Pregnant inmates deliver their babies at the Lawrence + Memorial Hospital in New London and hospital and Department of Children and Families social workers find placement for the newborn with a family member or a foster family.
Female inmates gave birth to 24 babies on average over the previous five years, according to the DOC. The total number of female offenders is 1,138.
Dzurenda said the DOC would be opening a new halfway house called the Johnson House and operated by Women and Children's Program at the Community Solutions Inc., on July 1 that will have 26 beds. The DOC has terminated its contract with the Women and Children Halfway House in Waterbury, which had 20 beds. Those eligible for the Community Solutions Inc. program will include female offenders, pregnant offenders and female offenders with children who have been given permission to be released into the community with supervision, DOC spokeswoman Karen Martucci said in an email.
Community Solutions Inc., in coordination with a hospital, provides pregnant offenders with prenatal care, a place to give birth and three months to bond with their babies, according to its website.
"I don't know if the DOC has that three-month limit, but three months is not adequate for a child-mother bond," said Aileen Keays, project manager for Children with Incarcerated Parents Initiative.
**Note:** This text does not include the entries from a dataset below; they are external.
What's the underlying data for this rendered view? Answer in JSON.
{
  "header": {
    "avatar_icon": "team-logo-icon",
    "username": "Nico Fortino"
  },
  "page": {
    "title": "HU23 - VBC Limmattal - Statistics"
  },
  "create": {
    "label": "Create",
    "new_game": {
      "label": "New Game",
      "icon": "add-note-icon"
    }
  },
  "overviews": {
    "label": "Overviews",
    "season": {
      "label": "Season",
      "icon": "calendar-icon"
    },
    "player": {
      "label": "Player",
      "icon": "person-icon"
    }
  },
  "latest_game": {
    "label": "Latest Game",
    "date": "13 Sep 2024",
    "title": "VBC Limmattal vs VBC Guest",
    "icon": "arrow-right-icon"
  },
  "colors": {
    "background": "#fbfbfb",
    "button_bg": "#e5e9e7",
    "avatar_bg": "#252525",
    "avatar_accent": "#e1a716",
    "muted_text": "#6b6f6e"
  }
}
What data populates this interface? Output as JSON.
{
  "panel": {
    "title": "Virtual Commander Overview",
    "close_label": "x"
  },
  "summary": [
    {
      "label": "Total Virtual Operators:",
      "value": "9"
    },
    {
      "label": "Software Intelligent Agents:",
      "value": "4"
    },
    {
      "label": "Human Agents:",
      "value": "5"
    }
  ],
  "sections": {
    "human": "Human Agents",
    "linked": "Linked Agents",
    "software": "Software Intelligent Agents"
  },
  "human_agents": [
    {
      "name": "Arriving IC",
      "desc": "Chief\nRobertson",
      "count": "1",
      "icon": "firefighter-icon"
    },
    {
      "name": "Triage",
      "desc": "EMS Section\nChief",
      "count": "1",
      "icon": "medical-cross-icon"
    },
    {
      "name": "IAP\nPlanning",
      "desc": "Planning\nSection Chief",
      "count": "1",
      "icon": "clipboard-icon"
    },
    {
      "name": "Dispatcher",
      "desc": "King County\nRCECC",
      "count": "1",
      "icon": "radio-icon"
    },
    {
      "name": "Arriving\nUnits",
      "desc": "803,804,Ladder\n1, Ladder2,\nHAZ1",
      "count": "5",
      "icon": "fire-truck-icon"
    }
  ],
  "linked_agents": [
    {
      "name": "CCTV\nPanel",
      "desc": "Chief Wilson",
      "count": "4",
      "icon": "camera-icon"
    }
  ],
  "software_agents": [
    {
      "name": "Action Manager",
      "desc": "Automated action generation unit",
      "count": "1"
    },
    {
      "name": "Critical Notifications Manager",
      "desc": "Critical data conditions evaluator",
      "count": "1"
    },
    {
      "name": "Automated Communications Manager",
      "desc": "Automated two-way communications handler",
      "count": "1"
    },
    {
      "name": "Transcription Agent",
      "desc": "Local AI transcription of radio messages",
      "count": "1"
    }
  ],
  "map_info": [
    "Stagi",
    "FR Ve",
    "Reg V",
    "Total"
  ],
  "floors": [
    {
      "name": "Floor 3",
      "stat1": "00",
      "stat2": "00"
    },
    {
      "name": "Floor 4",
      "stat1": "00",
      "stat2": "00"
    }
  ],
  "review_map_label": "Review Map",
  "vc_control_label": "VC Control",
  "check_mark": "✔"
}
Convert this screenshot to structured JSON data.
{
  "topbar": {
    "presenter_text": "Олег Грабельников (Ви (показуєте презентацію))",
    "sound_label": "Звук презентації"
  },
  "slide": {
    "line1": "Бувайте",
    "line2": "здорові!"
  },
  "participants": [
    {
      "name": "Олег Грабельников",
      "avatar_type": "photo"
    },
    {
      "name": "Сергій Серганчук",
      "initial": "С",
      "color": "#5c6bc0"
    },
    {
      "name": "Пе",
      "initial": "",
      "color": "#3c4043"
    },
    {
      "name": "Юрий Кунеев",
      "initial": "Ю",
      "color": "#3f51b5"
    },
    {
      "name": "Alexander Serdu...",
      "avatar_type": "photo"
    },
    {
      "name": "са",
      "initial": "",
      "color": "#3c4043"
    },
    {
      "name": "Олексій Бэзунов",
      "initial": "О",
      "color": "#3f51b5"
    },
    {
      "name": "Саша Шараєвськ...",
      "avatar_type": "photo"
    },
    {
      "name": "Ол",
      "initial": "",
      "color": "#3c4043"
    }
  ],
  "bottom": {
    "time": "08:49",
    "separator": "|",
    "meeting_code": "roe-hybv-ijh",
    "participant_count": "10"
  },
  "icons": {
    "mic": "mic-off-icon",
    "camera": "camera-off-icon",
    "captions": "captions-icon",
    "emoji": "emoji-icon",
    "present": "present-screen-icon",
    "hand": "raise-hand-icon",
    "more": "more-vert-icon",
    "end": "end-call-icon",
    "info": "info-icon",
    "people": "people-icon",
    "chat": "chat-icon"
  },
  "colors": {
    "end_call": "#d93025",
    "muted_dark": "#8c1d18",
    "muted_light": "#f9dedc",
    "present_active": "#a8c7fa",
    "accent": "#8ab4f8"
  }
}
She said she supported the halfway house and that it makes sense for the inmates who were eligible but that a nursery would provide more pregnant women the opportunity to stay with their babies.
Jacobs said that many pregnant women entering prison also have other children who end up entering foster care and the cycle continues.
"If you know that snatching the baby away at birth is setting the mother up to fail, why knowingly do that to anyone?" she said. "Who does that really serve? The private prison industry continues to get paid every time someone is put behind bars, whether it be man, women or child. We have to stop this."
Last year the DOC estimated that the most expensive plan would cost $7.2 million to remodel the Gates Administrative Building. This would create a contained nursery with enough space to have both housing and programs for approximately 20 to 30 inmates and their infants. Based on an estimated 24 mother-and-infant pairs, other first-year costs include $40,000 for start-up, $3.2 million for staffing and $267,000 in other costs.
Last year's financial estimates were high, Keays said. There are several federal programs that provide funding for a prison nursery including, she said.
Martucci said the DOC commissioner was committed to providing early child-mother bonding in some capacity and has a scheduled visit to Bedford Hills Correctional Facility in New York to learn about its prison nursery.
Founded in 1901, Bedford Hills Correctional Facility is the longest running prison nursery in the country. Eight states have prison nurseries, which allow the mother to care for her newborn for up to 36 months depending on the state.